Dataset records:
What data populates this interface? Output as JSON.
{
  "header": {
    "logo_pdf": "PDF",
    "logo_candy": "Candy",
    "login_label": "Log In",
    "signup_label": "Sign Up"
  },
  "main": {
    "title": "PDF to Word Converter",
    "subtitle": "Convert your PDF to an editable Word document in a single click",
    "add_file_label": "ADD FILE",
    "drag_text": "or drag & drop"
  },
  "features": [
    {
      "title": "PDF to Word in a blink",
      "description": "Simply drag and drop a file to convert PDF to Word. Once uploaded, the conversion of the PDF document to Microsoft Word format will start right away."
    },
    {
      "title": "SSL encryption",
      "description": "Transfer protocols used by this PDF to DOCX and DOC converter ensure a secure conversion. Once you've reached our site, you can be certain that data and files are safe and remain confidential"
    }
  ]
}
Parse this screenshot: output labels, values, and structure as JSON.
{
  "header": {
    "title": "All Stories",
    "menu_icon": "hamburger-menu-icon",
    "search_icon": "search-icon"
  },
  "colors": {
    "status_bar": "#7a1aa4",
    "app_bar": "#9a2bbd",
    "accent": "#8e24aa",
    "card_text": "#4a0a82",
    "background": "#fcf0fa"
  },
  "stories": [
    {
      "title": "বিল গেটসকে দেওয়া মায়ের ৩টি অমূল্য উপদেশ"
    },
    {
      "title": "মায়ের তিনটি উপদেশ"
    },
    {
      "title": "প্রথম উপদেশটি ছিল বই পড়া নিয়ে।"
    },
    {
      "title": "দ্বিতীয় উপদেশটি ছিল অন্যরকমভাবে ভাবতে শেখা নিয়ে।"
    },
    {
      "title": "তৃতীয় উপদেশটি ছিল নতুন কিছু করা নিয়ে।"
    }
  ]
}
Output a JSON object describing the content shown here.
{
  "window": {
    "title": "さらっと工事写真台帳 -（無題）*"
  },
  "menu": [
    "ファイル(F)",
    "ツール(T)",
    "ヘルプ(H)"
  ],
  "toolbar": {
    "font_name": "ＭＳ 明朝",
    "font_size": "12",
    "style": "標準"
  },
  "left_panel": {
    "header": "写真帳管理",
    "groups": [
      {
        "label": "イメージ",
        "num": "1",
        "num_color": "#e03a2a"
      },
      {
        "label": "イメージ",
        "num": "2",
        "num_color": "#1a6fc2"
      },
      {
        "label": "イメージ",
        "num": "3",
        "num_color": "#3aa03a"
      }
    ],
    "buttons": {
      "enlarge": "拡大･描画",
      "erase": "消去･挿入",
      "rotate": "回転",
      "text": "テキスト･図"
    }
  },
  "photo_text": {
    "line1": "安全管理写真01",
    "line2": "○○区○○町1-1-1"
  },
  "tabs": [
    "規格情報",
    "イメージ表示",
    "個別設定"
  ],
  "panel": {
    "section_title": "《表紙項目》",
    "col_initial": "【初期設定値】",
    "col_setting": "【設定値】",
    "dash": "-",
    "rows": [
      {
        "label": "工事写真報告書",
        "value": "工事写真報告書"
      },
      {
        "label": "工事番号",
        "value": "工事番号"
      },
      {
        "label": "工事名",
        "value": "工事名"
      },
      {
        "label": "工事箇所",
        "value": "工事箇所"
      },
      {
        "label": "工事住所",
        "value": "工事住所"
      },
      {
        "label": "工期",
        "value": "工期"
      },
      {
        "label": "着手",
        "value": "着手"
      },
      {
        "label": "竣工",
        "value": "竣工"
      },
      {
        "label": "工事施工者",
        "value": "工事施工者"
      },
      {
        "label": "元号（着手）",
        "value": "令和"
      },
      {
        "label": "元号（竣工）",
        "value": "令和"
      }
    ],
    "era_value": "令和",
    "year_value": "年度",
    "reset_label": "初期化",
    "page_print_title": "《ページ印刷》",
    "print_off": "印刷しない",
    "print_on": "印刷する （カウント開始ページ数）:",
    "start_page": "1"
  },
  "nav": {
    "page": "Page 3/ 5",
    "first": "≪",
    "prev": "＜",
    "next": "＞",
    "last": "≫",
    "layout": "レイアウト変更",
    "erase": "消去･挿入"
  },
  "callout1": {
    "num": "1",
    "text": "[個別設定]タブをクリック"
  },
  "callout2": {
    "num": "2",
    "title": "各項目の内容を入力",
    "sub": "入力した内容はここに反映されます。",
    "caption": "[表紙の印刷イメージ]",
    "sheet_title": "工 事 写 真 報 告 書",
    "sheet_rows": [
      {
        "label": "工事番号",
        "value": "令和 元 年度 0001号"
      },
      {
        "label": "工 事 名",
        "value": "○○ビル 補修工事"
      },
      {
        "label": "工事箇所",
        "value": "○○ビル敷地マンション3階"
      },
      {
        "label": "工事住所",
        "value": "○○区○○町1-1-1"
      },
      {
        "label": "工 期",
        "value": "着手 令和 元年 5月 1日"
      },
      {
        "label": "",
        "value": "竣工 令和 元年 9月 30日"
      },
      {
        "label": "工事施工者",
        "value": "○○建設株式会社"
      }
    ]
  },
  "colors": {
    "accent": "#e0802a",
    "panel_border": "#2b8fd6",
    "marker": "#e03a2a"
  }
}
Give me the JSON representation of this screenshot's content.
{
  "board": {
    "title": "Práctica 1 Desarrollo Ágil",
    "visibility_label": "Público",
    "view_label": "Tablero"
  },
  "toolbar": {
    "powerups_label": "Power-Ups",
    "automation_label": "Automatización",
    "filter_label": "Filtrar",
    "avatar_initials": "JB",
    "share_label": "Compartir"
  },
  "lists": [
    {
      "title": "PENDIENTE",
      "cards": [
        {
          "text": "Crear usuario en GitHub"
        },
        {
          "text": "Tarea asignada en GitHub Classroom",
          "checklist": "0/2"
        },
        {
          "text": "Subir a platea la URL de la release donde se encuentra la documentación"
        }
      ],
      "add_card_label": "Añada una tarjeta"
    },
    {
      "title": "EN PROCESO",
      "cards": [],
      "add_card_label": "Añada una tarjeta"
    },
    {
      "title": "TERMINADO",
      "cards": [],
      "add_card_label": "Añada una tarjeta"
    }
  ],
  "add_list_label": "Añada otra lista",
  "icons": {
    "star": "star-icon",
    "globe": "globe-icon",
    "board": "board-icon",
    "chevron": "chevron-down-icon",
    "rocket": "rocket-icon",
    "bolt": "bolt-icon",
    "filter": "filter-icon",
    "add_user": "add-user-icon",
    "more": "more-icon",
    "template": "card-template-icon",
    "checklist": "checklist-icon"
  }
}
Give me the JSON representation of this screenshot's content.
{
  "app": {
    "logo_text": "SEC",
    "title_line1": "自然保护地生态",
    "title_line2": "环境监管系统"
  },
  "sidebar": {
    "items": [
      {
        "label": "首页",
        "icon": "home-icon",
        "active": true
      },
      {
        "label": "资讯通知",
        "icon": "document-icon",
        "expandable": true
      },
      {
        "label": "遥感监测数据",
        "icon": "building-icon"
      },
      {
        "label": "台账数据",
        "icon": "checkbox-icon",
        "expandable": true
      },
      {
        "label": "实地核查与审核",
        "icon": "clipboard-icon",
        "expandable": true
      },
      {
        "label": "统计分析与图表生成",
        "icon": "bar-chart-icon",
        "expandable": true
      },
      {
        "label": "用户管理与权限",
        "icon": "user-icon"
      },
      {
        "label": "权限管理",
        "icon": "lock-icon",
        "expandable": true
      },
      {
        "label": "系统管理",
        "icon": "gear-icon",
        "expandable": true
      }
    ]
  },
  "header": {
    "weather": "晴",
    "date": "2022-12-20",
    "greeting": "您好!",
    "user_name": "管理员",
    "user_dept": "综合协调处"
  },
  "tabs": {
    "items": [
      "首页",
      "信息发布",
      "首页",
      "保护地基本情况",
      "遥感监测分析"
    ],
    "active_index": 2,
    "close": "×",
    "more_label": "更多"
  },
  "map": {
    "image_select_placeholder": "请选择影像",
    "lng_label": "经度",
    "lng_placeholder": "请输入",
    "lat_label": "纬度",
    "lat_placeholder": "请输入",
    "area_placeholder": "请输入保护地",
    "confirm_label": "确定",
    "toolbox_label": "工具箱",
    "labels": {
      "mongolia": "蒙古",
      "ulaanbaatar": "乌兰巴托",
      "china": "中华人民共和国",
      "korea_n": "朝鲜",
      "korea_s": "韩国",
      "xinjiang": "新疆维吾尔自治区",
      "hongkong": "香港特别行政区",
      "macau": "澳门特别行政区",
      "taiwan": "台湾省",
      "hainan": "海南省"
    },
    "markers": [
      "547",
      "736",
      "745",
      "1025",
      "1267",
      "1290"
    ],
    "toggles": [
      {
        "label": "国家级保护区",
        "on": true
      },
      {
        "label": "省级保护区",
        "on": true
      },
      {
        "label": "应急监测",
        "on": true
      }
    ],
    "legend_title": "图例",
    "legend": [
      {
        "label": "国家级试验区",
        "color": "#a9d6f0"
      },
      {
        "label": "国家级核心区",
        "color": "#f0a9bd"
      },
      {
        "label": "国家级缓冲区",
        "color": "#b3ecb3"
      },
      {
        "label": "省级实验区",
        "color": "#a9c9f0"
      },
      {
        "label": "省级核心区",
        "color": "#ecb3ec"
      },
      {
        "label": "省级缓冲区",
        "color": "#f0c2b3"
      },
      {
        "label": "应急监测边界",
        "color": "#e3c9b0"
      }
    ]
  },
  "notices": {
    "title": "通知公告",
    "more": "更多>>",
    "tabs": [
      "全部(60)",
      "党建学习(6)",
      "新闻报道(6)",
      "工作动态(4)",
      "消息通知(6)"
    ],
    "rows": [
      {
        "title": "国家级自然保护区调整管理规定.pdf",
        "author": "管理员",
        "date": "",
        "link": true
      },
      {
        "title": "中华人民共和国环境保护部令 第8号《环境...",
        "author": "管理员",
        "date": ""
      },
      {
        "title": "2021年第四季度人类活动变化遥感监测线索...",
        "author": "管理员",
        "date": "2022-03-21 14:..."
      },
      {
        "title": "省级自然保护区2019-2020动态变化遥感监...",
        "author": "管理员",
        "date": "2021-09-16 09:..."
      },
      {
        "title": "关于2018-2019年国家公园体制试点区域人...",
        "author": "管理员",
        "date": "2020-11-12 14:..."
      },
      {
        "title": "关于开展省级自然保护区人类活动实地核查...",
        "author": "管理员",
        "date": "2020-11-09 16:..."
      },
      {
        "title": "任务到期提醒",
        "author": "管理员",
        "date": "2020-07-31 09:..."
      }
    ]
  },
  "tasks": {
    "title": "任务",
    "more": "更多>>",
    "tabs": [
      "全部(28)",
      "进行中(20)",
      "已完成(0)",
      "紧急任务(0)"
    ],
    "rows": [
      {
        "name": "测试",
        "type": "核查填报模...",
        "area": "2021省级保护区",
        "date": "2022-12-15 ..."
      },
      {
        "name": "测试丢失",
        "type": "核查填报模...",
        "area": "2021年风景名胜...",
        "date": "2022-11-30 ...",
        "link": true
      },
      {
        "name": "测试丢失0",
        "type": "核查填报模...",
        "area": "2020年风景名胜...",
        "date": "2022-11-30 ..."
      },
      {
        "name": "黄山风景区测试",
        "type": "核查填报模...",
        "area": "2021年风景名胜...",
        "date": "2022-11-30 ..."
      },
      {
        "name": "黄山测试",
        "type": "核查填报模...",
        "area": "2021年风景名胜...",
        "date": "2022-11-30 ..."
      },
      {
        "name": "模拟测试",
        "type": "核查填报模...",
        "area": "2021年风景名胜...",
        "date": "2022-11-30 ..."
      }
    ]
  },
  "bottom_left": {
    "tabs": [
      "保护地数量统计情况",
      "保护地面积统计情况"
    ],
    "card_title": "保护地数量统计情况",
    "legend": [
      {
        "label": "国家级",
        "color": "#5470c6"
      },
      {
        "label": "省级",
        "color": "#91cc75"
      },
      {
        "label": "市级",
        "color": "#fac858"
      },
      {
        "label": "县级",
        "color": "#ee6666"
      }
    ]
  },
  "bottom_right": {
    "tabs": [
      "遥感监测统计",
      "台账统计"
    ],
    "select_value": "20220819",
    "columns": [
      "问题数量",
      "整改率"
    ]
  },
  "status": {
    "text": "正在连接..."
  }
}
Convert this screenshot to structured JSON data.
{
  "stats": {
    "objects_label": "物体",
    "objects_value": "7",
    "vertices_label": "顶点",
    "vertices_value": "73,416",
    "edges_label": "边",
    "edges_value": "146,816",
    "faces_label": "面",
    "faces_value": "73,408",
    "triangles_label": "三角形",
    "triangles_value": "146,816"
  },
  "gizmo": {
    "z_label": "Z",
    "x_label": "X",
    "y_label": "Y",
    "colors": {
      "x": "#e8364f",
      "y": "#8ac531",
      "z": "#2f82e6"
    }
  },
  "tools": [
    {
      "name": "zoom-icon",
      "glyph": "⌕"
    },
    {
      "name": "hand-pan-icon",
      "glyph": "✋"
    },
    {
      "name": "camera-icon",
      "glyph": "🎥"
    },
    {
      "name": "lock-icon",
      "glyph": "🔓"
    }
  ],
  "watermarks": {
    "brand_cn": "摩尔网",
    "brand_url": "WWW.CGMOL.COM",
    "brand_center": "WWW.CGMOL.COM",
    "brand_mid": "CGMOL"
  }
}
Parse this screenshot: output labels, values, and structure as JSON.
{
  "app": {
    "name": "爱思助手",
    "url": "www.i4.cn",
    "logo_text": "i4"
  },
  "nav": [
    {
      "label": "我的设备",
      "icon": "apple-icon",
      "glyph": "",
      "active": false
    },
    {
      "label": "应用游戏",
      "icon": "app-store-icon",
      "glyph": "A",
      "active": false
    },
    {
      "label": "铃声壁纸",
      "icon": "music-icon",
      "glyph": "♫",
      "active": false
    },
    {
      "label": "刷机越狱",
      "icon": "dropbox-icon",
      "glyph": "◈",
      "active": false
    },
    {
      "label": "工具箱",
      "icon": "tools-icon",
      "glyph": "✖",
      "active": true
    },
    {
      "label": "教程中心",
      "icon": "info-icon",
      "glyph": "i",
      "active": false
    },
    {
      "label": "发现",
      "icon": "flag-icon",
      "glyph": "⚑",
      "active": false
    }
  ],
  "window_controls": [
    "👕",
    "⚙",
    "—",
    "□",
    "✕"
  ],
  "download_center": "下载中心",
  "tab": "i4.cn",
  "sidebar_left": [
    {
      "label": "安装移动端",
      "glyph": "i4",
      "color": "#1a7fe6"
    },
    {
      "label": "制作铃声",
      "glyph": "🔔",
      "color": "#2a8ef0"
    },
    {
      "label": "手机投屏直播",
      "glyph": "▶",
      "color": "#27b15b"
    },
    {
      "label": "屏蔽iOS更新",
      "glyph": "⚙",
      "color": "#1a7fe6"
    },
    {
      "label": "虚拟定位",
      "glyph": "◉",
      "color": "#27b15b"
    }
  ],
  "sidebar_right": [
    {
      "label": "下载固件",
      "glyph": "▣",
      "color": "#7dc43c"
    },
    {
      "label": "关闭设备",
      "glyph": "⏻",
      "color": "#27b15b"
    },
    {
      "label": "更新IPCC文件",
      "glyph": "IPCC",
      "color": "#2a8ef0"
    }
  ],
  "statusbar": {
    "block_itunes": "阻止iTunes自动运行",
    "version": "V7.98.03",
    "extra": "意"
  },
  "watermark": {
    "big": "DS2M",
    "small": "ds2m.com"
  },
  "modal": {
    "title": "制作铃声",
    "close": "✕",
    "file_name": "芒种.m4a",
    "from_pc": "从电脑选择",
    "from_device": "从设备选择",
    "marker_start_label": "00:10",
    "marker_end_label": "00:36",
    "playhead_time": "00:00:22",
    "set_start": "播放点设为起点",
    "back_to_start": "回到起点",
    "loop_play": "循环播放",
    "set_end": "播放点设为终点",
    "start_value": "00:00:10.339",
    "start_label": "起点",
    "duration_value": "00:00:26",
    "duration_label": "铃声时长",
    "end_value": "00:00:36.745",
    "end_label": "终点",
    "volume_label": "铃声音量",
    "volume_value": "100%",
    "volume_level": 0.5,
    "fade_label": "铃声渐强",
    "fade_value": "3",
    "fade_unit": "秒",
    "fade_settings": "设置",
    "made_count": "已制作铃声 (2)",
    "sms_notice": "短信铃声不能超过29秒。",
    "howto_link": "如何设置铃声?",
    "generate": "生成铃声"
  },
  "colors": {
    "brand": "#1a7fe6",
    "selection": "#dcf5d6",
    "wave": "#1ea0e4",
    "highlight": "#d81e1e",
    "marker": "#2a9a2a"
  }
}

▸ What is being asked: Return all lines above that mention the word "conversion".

▸ Reply:
      "description": "Simply drag and drop a file to convert PDF to Word. Once uploaded, the conversion of the PDF document to Microsoft Word format will start right away."
      "description": "Transfer protocols used by this PDF to DOCX and DOC converter ensure a secure conversion. Once you've reached our site, you can be certain that data and files are safe and remain confidential"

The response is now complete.